Ever wondered what a day in the life of a rural GP looks like? Dr Barb Bradshaw shares a typical day from when she was practising as a rural GP in Goondiwindi.
5:45am: I’m up and getting ready. There is an elective cesarean section to do today. I have been able to care for this woman from before this baby was conceived, since I am also her GP. I’m excited about this impending birthday!
7:20am: A beautiful healthy baby boy has been born. The new mum and dad hold their new family member on the other side of the surgical drape with the GP anesthetist present, while my fellow GP Obstetrician and I begin repair of the uterus and layers.
8:10am: I congratulate the mum and dad again after the procedure is finished and chart the analgesia and Clexane. Then it’s off to clinic two blocks over.

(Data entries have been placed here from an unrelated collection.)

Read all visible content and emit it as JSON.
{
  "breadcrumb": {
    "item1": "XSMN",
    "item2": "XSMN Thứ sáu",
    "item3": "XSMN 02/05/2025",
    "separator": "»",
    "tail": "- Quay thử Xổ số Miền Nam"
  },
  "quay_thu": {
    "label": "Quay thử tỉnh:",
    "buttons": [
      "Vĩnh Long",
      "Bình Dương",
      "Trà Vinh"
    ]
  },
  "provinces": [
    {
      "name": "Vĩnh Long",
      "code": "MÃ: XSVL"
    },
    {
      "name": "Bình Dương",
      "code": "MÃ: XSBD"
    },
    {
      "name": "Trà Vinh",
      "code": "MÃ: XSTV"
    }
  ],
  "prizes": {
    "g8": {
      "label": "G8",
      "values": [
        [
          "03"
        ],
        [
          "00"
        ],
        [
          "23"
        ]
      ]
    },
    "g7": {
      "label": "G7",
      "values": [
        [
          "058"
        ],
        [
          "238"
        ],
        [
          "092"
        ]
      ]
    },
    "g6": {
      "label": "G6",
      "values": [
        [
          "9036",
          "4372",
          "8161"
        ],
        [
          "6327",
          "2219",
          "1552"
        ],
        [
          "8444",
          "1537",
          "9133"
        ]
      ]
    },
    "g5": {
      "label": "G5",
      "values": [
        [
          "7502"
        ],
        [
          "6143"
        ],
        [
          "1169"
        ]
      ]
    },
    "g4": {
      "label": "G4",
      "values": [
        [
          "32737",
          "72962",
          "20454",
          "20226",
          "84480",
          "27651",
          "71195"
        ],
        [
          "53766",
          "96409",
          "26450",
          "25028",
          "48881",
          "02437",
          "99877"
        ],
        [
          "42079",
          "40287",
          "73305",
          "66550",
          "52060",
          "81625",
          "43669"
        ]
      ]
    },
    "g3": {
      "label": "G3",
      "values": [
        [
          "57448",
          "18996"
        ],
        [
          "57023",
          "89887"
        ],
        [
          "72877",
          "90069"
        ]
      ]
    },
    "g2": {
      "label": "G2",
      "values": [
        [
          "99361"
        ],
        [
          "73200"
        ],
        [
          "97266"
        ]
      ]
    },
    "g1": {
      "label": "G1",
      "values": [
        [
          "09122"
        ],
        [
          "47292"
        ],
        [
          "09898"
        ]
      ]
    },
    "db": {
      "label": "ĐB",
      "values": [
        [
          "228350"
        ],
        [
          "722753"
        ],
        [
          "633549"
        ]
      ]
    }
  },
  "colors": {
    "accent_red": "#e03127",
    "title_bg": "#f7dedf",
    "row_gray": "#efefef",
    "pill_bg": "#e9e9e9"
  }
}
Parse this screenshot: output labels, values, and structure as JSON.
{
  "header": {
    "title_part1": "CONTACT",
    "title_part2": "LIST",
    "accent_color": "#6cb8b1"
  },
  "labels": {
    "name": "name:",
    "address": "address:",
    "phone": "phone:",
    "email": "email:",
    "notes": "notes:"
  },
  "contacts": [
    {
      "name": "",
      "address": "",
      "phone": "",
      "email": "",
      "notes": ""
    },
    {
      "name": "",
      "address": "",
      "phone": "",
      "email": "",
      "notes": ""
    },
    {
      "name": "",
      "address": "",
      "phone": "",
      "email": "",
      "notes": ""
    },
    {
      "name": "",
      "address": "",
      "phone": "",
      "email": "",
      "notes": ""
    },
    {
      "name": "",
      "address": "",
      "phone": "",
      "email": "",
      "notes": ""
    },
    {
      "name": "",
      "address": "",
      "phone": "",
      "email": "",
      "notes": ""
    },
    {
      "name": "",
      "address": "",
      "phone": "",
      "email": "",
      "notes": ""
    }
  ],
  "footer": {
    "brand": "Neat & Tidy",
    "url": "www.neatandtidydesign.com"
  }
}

9:00am-1:30pm: The GP clinic is full. I have a patient come in with a worrisome case of exacerbation of COPD, and the oxygen saturations are low. I call my colleague at hospital and plan an admission. I celebrate with a patient who has completed the methadone program and is drug free. I have been walking with them through this for a year and a half.
A patient comes in to discuss a new diabetes diagnosis, and we make a plan to manage the chronic condition. The next patient bursts into tears. The drought has gone on too long, and they have to sell off their livestock before the cattle starve. Family and financial problems are closing in. I connect the patient with crisis support programs, but the most important thing I can do is listen. I book them again for next week to check up and make an emergency plan if their feelings become suicidal. Not a simple case to be had this morning. I would love a simple cold to assess sometimes!
1:30pm: WHEW! Lunch break
1:45-2:00pm: Catching up on pathology and reports.
2:00-5:30pm: I have booked one afternoon each month to catch up with my Residential Aged Care patients, and today’s the day. We are very fortunate where I live to have a great facility and caring staff. I love my time I get to work here. Issues from checking a skin wound to worsening dementia and family discussions on end of life planning. I have to call a geriatrician in Toowoomba for some advice, and he is happy to support the GPs in Goondiwindi. Plans are made, visits and friendly hellos are shared. Documentation done before leaving. Sometimes I get to take along a medical student, and I love showing them that aged care is interesting and rewarding work.
5:30pm: Back home. Tomorrow I am going to be the Senior Medical Officer on call at the hospital for a 24hr shift, starting at 8 am. I’ll do some study and have an early night.